A conscious culture of wellness and empowerment, with Cisco’s Chief People Officer

May 4, 2023

From the World Economic Forum in Davos, Francine Katsoudas, Executive Vice President and Chief People, Policy & Purpose Officer at Cisco, joins Women on the Move host Sam Saperstein to talk about her journey at Cisco, the idea of empowering managers in a hybrid workplace, and why Cisco includes mental health professionals in company meetings to support a culture of wellness.

Francine started working in Cisco’s contact center more than 25 years ago. Her first job was providing first-level technical support, despite not having much of a technical background. Francine credits the leader who hired her for believing in her potential to learn the skills needed for the role. Since then, she’s sought a variety of positions within the company, telling Sam that she believes there’s power in collecting experiences. “And so I would have one role and I would [ask myself] okay, what have I learned on this role and what do I still need to learn?” she says. “And I think that focus on learning really helped to navigate me through the company.”

She says she moved into HR about 15 years ago, which led to her current role of Chief People Officer. “I focus on people, policy, and purpose,” she tells Sam. “And what that means is that together with our team, we focus on how our people organization, how government affairs, how real estate, how building a digital agenda all come together in service of our company and our purpose, which is the power and inclusive future for all.”

Empowering managers

One focus of her job in the last few years has been hybrid work and work-life balance. At Cisco, she says, technology had enabled virtual work even before the pandemic—and so when the pandemic forced people out of offices, Cisco already had historical data showing that employees’ “promotion velocity” was the same whether they worked remotely or onsite.

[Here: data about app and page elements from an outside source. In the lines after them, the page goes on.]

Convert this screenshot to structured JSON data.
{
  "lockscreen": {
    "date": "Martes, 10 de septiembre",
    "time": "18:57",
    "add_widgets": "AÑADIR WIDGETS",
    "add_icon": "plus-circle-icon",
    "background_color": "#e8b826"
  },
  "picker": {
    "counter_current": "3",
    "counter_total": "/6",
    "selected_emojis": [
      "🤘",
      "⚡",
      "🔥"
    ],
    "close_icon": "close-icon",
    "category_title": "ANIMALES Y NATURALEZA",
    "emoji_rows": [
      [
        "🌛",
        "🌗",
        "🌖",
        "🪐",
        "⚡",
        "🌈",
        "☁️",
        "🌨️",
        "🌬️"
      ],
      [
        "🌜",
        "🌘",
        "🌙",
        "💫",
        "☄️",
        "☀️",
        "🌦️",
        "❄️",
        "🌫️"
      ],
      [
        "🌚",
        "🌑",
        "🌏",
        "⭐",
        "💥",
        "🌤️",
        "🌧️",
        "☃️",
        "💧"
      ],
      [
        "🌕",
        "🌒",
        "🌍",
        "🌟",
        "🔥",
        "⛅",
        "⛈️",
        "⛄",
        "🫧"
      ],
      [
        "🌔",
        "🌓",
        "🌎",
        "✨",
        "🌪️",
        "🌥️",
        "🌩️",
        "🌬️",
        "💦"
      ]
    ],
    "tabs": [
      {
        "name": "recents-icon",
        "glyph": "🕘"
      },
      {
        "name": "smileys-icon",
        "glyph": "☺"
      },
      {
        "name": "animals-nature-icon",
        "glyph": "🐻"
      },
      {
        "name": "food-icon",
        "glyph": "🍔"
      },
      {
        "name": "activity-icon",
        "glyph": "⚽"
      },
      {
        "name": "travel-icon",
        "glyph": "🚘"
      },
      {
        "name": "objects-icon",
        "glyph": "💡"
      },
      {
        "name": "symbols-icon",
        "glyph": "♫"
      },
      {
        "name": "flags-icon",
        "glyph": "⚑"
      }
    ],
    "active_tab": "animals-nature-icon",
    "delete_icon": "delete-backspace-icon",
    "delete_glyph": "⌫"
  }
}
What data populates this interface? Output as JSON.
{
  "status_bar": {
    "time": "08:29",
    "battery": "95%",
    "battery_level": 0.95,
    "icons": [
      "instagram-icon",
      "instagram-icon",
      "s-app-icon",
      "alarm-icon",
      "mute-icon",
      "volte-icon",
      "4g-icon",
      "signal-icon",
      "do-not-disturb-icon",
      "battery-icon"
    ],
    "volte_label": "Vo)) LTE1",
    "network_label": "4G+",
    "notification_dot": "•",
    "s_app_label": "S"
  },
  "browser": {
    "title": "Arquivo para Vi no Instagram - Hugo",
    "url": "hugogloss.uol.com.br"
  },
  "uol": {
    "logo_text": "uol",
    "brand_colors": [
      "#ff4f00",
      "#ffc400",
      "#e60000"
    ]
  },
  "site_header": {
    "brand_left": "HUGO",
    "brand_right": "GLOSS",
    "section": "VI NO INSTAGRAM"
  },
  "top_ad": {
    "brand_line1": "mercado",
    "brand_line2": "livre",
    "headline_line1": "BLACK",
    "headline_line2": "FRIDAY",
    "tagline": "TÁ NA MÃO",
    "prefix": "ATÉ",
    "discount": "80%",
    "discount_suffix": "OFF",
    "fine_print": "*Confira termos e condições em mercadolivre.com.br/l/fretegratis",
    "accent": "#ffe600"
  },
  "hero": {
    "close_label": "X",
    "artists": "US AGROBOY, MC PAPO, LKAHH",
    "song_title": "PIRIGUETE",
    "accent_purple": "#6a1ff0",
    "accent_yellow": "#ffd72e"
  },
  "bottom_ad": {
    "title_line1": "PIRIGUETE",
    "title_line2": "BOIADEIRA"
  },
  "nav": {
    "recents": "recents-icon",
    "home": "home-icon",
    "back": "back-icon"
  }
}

“The approach that we have within the company is to really focus on the work and what is best as it relates to the team,” she says. “And so we've basically decentralized that decision. We ask leaders to make the best decision for their team. We also ask them to experiment.”

She notes that over time, the role of leaders has evolved. “I think it will continue to evolve, meaning that our leaders now I think have to be a bit more customized as it relates to how they approach every individual” she explains. “As we went through the pandemic, we asked our leaders to understand, how are your people doing? What do they have going on? Check in on them, right? I think we got rid of this belief that there's a one-size-fits-all approach to leadership.”

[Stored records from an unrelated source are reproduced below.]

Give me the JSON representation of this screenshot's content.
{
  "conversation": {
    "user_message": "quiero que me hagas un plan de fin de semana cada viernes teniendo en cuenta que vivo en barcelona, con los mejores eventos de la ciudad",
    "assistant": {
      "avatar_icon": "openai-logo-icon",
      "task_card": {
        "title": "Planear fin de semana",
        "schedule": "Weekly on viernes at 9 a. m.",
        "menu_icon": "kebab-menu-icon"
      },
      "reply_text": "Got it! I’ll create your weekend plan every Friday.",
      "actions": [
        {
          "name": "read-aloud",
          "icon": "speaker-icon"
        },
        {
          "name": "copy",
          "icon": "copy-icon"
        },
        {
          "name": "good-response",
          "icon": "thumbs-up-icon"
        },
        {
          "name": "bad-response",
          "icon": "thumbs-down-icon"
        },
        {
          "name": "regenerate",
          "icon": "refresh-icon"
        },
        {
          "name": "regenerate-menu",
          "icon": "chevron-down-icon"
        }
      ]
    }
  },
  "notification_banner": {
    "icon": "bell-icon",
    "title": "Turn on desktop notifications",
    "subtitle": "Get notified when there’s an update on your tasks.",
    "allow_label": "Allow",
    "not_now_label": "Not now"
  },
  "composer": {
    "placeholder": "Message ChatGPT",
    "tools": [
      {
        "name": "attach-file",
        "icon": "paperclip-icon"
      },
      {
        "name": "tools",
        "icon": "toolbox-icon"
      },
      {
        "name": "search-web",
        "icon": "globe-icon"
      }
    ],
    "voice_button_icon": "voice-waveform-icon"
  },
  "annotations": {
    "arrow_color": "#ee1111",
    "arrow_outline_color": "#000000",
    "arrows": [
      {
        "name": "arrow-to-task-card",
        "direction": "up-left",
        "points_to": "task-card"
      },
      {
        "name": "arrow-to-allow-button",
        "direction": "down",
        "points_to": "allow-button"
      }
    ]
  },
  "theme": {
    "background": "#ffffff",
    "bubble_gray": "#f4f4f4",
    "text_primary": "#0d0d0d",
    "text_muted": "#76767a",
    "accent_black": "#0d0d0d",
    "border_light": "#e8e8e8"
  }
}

A culture of wellness

When it comes to helping women in particular navigate and succeed in their careers, Francine notes that Cisco relies on what they call their conscious culture. “Our conscious culture is this belief that every single employee owns the culture,” she notes. “We as a company have to focus on the environment, we have to focus on the experience and our principles. Part of how we do that is we have to be really overt in talking about what's not working. And I think when you do that, you build trust with your teams and they know that if there's something that you can do better, that you're willing to work it because you were willing to say it in front of the entire company.”

Once specific strategy that’s worked at Cisco is having a mental health practitioner attend every monthly meeting. “What will end up happening is we'll take questions about, hey, what's our strategy for security? Where are we going? Hey, there's this new program. Oh wait, we have a question for Dr. Zane. Dr. Zane, there's a question here about how do you handle anxiety?" Francine says. And when employees have actively received that message that it’s okay to ask about mental health issues, they feel empowered to embrace their mental health as a critical component of their work life.

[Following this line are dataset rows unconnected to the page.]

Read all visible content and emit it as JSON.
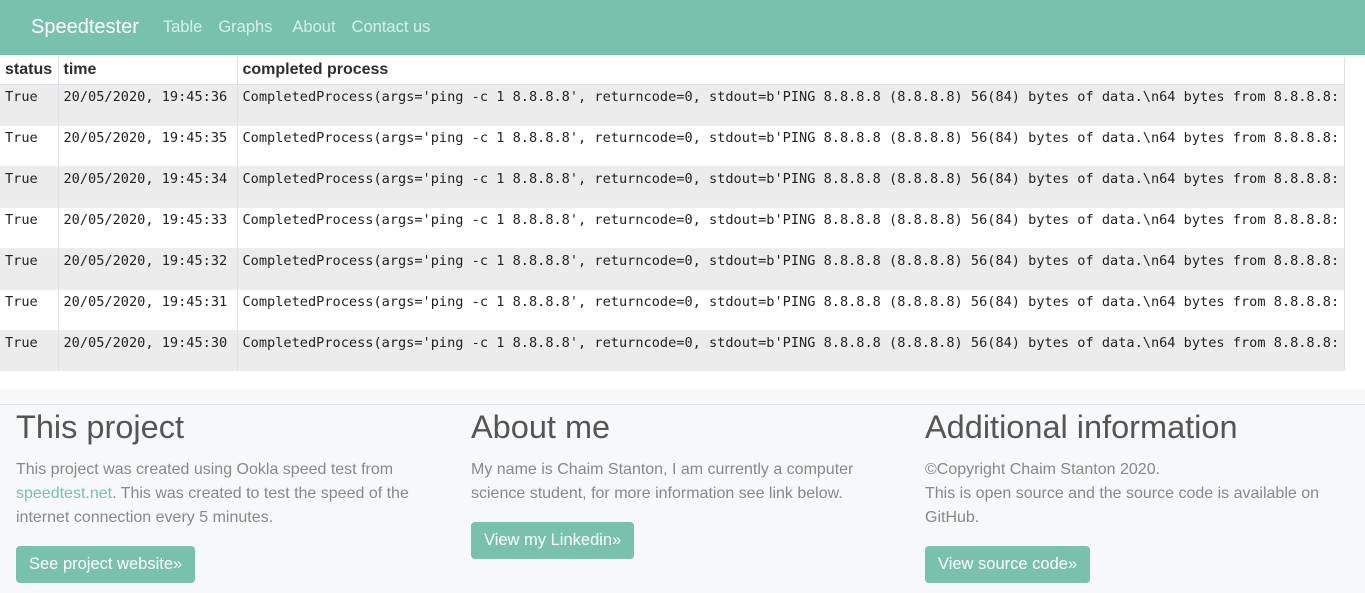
{
  "nav": {
    "brand": "Speedtester",
    "links": [
      "Table",
      "Graphs",
      "About",
      "Contact us"
    ]
  },
  "table": {
    "headers": [
      "status",
      "time",
      "completed process"
    ],
    "rows": [
      [
        "True",
        "20/05/2020, 19:45:36",
        "CompletedProcess(args='ping -c 1 8.8.8.8', returncode=0, stdout=b'PING 8.8.8.8 (8.8.8.8) 56(84) bytes of data.\\n64 bytes from 8.8.8.8:"
      ],
      [
        "True",
        "20/05/2020, 19:45:35",
        "CompletedProcess(args='ping -c 1 8.8.8.8', returncode=0, stdout=b'PING 8.8.8.8 (8.8.8.8) 56(84) bytes of data.\\n64 bytes from 8.8.8.8:"
      ],
      [
        "True",
        "20/05/2020, 19:45:34",
        "CompletedProcess(args='ping -c 1 8.8.8.8', returncode=0, stdout=b'PING 8.8.8.8 (8.8.8.8) 56(84) bytes of data.\\n64 bytes from 8.8.8.8:"
      ],
      [
        "True",
        "20/05/2020, 19:45:33",
        "CompletedProcess(args='ping -c 1 8.8.8.8', returncode=0, stdout=b'PING 8.8.8.8 (8.8.8.8) 56(84) bytes of data.\\n64 bytes from 8.8.8.8:"
      ],
      [
        "True",
        "20/05/2020, 19:45:32",
        "CompletedProcess(args='ping -c 1 8.8.8.8', returncode=0, stdout=b'PING 8.8.8.8 (8.8.8.8) 56(84) bytes of data.\\n64 bytes from 8.8.8.8:"
      ],
      [
        "True",
        "20/05/2020, 19:45:31",
        "CompletedProcess(args='ping -c 1 8.8.8.8', returncode=0, stdout=b'PING 8.8.8.8 (8.8.8.8) 56(84) bytes of data.\\n64 bytes from 8.8.8.8:"
      ],
      [
        "True",
        "20/05/2020, 19:45:30",
        "CompletedProcess(args='ping -c 1 8.8.8.8', returncode=0, stdout=b'PING 8.8.8.8 (8.8.8.8) 56(84) bytes of data.\\n64 bytes from 8.8.8.8:"
      ]
    ]
  },
  "project": {
    "title": "This project",
    "text_before_link": "This project was created using Ookla speed test from ",
    "link": "speedtest.net",
    "text_after_link": ". This was created to test the speed of the internet connection every 5 minutes.",
    "button": "See project website»"
  },
  "about": {
    "title": "About me",
    "text": "My name is Chaim Stanton, I am currently a computer science student, for more information see link below.",
    "button": "View my Linkedin»"
  },
  "additional": {
    "title": "Additional information",
    "copyright": "©Copyright Chaim Stanton 2020.",
    "text": "This is open source and the source code is available on GitHub.",
    "button": "View source code»"
  },
  "colors": {
    "accent": "#78c2ad",
    "heading": "#555555",
    "body_text": "#888888"
  }
}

Looking forward, Francine has three main goals on her 2023 agenda. The first priority is around hybrid work and ensuring that leaders are making the best decisions about how their teams can be at their best. Next is something the company calls resilient communities: the idea of how they show up in the communities in a way that builds lasting success. And her third item is focusing on people and taking the conversation around wellbeing and career growth to the next level.